The rest of it, I think, you can mostly imagine for yourselves. It belongs to what they call another story, or stories. HCA, of course, had his revenge in the form of a little story of his own, a cautionary tale. (That’s what we authors do; life frustrates us so we go away and write stories, tales in which matters arrange themselves more to our liking.) Did Karen ever read this story? It’s possible, but I wouldn’t put money on it. Probably she was too busy creating her own.

She never married but, after its quiet beginning, her life was a full and lively one. The lover of statesmen and princes, a celebrated artist’s model and almost certainly the original for The Barefoot Gypsy, she did rather well for herself. I heard that when she died, in her nineties, they removed eighteen cartloads of boots and shoes from her country villa alone. And then there were all those other stories told about her – men drinking from her footbath, trade in her toenail clippings, her own brothers-in-law fighting a duel – stories that I have no intention of repeating, juicy though many of them might be.

With the wider, the cultural story we’re all familiar. Karen became the world’s first foot goddess – the Western world’s at least, you know those Chinese! – but she was far from the last. From her infamous red shoes, the craze spread in ripples until a whole country, a whole continent was mad for its women’s feet. (Look how many later claimed to have taken part in Karen’s trial of love, hundreds, thousands, and even to have been number six!) We all know the story of fetish and fashion and feet, and we know, too, of the campaigns waged against them, by the church and moral majority, not to mention a certain celebrated writer. Shame and censure, penalties and prohibitions. Bishops and priests putting the fear of God into women too fond of their feet. Heavy boots prescribed for Christian maidens, with eyelets laced right up to the knee. Even papal proclamations:

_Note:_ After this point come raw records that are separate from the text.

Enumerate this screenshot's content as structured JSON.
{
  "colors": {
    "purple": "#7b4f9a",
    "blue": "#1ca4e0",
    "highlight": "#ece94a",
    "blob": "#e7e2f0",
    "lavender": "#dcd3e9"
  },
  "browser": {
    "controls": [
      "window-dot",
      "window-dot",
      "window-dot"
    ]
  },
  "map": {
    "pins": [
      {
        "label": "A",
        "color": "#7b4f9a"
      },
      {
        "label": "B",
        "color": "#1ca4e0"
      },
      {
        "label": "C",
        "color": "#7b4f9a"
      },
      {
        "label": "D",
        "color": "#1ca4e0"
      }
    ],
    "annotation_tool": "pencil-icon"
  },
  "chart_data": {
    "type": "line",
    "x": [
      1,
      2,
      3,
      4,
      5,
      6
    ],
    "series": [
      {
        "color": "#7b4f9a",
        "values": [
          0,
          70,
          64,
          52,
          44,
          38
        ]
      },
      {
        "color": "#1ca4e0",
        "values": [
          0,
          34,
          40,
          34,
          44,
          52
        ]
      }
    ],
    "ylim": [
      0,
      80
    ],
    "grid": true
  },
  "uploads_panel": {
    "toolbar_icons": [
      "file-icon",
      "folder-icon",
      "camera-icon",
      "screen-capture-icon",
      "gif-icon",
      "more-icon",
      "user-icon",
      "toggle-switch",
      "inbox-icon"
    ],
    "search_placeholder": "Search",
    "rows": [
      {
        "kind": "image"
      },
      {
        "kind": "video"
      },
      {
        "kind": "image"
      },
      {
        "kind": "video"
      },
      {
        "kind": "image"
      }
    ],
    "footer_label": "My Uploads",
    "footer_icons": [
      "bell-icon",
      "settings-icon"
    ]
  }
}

• No part of woman to be loved in isolation or raised above the level of any other;

• All parts to be modestly covered at all times;

• The new sin of synecdoche.

All calculated to snuff out the worship of women’s feet, but merely managing to drive it underground. Another Latin motto worth recalling, dear Fathers of the Church, Framers of Laws, would-be Managers of Morals: ‘The cat, once out of the bag, will not care to be tamed.’

1 I know what you’re going to ask me, about the trial of love. Did Karen cheat? Was pair number six really hers? And I know you won’t like it when I tell you I’ve no idea. How ever could I? If you want my opinion, I’d say that there may – may! – have been some sleight of hand. In the days leading up to the fateful trial, it may have occurred to Karen that she didn’t much want to marry HCA. Of course, as his wife, she’d have been wealthy. People, her sisters, would have envied her, but only as Mrs HCA. What’s more, he was already middle-aged, as others among her admirers were not. And those sticky-out ears, the unfortunate hair, really, wasn’t he a bit of a boney old windbag? I’m not saying that these were Karen’s exact thoughts.


For more short stories, subscribe to our newsletter!